YOUR GOAL >> Could you output all of the records below exactly as they appear?
■ ■ ■ ■ ■ ■ ■
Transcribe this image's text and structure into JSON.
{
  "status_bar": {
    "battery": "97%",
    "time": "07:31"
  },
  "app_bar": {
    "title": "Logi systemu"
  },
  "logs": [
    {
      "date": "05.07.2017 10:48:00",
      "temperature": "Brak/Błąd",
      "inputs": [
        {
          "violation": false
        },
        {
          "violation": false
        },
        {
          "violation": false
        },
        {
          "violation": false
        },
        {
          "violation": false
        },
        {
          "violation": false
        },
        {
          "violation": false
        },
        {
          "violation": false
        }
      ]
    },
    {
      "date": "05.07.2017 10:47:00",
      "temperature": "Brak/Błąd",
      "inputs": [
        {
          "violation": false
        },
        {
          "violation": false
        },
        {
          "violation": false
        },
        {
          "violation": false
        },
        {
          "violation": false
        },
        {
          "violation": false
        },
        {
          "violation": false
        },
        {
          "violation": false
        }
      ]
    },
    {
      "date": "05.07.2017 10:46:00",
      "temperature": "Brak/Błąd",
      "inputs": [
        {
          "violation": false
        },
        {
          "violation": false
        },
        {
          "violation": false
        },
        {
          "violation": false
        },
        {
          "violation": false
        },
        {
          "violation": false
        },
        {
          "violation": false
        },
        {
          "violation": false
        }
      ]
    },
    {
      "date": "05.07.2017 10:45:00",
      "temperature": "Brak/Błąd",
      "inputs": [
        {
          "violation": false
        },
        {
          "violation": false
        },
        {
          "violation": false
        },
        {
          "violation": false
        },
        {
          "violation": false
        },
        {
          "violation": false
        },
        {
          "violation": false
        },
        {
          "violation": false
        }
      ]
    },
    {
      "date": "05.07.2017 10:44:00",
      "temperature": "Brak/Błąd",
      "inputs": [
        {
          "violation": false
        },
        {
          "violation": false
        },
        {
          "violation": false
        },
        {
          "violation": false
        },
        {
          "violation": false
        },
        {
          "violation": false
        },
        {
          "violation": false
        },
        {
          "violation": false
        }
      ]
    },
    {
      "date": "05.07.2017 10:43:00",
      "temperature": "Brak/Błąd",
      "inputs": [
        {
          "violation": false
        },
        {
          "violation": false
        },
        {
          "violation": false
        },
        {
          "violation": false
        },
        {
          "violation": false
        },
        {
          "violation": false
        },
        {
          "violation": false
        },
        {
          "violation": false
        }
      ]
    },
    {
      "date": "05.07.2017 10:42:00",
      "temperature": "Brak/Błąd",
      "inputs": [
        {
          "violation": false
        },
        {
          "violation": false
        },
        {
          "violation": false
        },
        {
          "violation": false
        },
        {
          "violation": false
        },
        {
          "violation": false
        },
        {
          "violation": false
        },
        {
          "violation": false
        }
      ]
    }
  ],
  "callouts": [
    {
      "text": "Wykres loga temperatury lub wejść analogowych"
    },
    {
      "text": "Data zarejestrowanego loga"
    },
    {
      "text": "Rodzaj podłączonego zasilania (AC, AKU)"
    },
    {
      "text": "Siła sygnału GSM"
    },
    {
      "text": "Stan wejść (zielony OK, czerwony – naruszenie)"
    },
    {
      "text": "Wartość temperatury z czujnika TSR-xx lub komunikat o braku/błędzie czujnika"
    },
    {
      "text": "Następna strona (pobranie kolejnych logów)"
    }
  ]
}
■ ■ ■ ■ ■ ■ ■
RESPONSE FOR THIS EXERCISE >>
Transcribe this image's text and structure into JSON.
{
  "status_bar": {
    "battery": "97%",
    "time": "07:31"
  },
  "app_bar": {
    "title": "Logi systemu"
  },
  "logs": [
    {
      "date": "05.07.2017 10:48:00",
      "temperature": "Brak/Błąd",
      "inputs": [
        {
          "violation": false
        },
        {
          "violation": false
        },
        {
          "violation": false
        },
        {
          "violation": false
        },
        {
          "violation": false
        },
        {
          "violation": false
        },
        {
          "violation": false
        },
        {
          "violation": false
        }
      ]
    },
    {
      "date": "05.07.2017 10:47:00",
      "temperature": "Brak/Błąd",
      "inputs": [
        {
          "violation": false
        },
        {
          "violation": false
        },
        {
          "violation": false
        },
        {
          "violation": false
        },
        {
          "violation": false
        },
        {
          "violation": false
        },
        {
          "violation": false
        },
        {
          "violation": false
        }
      ]
    },
    {
      "date": "05.07.2017 10:46:00",
      "temperature": "Brak/Błąd",
      "inputs": [
        {
          "violation": false
        },
        {
          "violation": false
        },
        {
          "violation": false
        },
        {
          "violation": false
        },
        {
          "violation": false
        },
        {
          "violation": false
        },
        {
          "violation": false
        },
        {
          "violation": false
        }
      ]
    },
    {
      "date": "05.07.2017 10:45:00",
      "temperature": "Brak/Błąd",
      "inputs": [
        {
          "violation": false
        },
        {
          "violation": false
        },
        {
          "violation": false
        },
        {
          "violation": false
        },
        {
          "violation": false
        },
        {
          "violation": false
        },
        {
          "violation": false
        },
        {
          "violation": false
        }
      ]
    },
    {
      "date": "05.07.2017 10:44:00",
      "temperature": "Brak/Błąd",
      "inputs": [
        {
          "violation": false
        },
        {
          "violation": false
        },
        {
          "violation": false
        },
        {
          "violation": false
        },
        {
          "violation": false
        },
        {
          "violation": false
        },
        {
          "violation": false
        },
        {
          "violation": false
        }
      ]
    },
    {
      "date": "05.07.2017 10:43:00",
      "temperature": "Brak/Błąd",
      "inputs": [
        {
          "violation": false
        },
        {
          "violation": false
        },
        {
          "violation": false
        },
        {
          "violation": false
        },
        {
          "violation": false
        },
        {
          "violation": false
        },
        {
          "violation": false
        },
        {
          "violation": false
        }
      ]
    },
    {
      "date": "05.07.2017 10:42:00",
      "temperature": "Brak/Błąd",
      "inputs": [
        {
          "violation": false
        },
        {
          "violation": false
        },
        {
          "violation": false
        },
        {
          "violation": false
        },
        {
          "violation": false
        },
        {
          "violation": false
        },
        {
          "violation": false
        },
        {
          "violation": false
        }
      ]
    }
  ],
  "callouts": [
    {
      "text": "Wykres loga temperatury lub wejść analogowych"
    },
    {
      "text": "Data zarejestrowanego loga"
    },
    {
      "text": "Rodzaj podłączonego zasilania (AC, AKU)"
    },
    {
      "text": "Siła sygnału GSM"
    },
    {
      "text": "Stan wejść (zielony OK, czerwony – naruszenie)"
    },
    {
      "text": "Wartość temperatury z czujnika TSR-xx lub komunikat o braku/błędzie czujnika"
    },
    {
      "text": "Następna strona (pobranie kolejnych logów)"
    }
  ]
}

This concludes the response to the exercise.